I've created a number of Briefs over the past few years. It’s not a 'one size fits all’ approach, different briefs help accomplish different tasks. Instead of it being a standardized piece of paper, it should be a dynamic experience that gets people inspired. Whether it’s done using a video, a keynote, a piece of paper, a painting - the medium should deliver the essence of the strategic narrative in a way that sparks action and conversations. Also, it isn’t something I create in isolation, it's an iterative process that champions everyone’s ambition for the project, while staying unbiased and grounded in facts.
As a part of an Anthropology class in grad school, we were tasked with doing a deep-dive on a subculture that we found interesting. I chose the Lolitas in San Francisco.
Over the next two months, I spent time discovering their world of Lolita dresses, wigs, makeup, accessories, secret codes of conduct that made them who they are.
This assignment taught me the power of trust. I had to undergo a Lolita transformation to really connect with the interviewees, and make them feel comfortable enough to open up about something that is extremely personal to them.
It taught me empathy. Spending time with them helped me truly understand their perspective on life and identity. Turns out, what drives them to carry a stuffed toy is the same as what drives us to carry an iPhone.
It taught me to respect rules and codes of conduct. In order to be accepted in a culture, there are spoken/ unspoken rules. Forming a true connection required the understanding and acceptance of these subtleties that governed the culture.
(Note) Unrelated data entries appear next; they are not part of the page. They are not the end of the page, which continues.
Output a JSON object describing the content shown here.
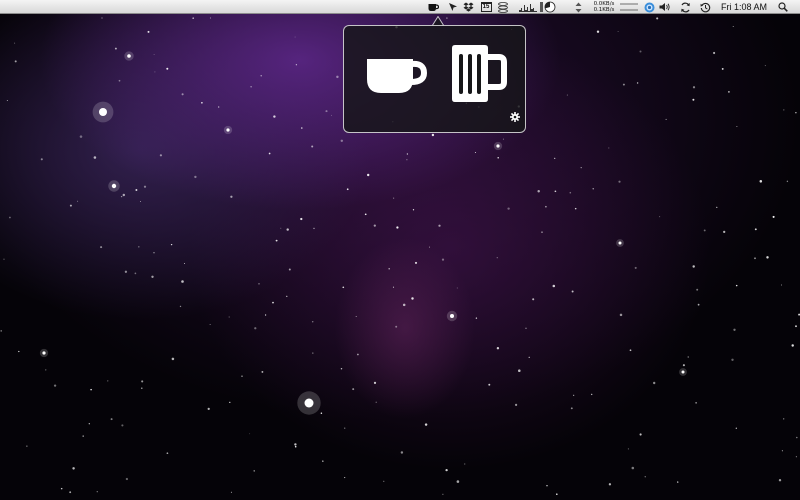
{
  "menubar": {
    "clock": "Fri 1:08 AM",
    "network": {
      "download_rate": "0.0KB/s",
      "upload_rate": "0.1KB/s"
    },
    "calendar_day": "15",
    "icons": [
      "coffee-cup-icon",
      "cursor-icon",
      "dropbox-icon",
      "calendar-icon",
      "disk-stack-icon",
      "cpu-graph-icon",
      "memory-pie-icon",
      "up-down-arrows-icon",
      "network-rates",
      "sliders-icon",
      "status-globe-icon",
      "volume-icon",
      "sync-icon",
      "time-machine-icon",
      "spotlight-search-icon"
    ]
  },
  "popover": {
    "options": [
      {
        "name": "coffee",
        "icon": "coffee-cup-icon"
      },
      {
        "name": "beer",
        "icon": "beer-mug-icon"
      }
    ],
    "settings_icon": "gear-icon"
  },
  "colors": {
    "menubar_top": "#f4f4f4",
    "menubar_bottom": "#d9d9d9",
    "popover_bg": "#161618",
    "popover_border": "#ffffff",
    "nebula_purple": "#5f2880"
  }
}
Being at an agency allows you to dabble with a varied range of industries. It makes the job so much more exciting. It keeps you on toes and lets you learn and become subject matter experts on a diverse range of topics.
The projects I worked on allowed me to better understand the following industries:
Food & Beverage.
Cosmetics and Beauty.
While working for a leading Menswear brand, we were trying to get to the bottom of the reason why our target didn't do their own shopping, instead relied on their wives. Here's an example of a 5 Whys that we did to uncover the real reason keeping them from shopping.
Step 1: Assemble a group of people.
Step 2: Identify a problem statement.
Step 3: Give 5 post-its to each individual and break off to do the 5 why's in isolation. Everyone get's 5 minutes.
Step 4: Start by asking the first "why" and subsequently follow with four other "whys".
Tip: Try to reply thoughtfully, going beyond the superficial.
Step 5: Each one shares their 5 whys. The group together looks for overlaps that could lead to the root cause(s).
My undergrad is in Fashion Design. The Apparel industry taught me to own the process, right from researching trends, ideating, to drafting patterns and sewing the final garment. It made me extremely comfortable with fast prototyping. Turning a sketch into a 3- dimensional garment is a magical process which helps you identify the problems with your idea and immediately allows you to iterate and fix it.
A compilation of weekly internet awesomeness.
10th January 2018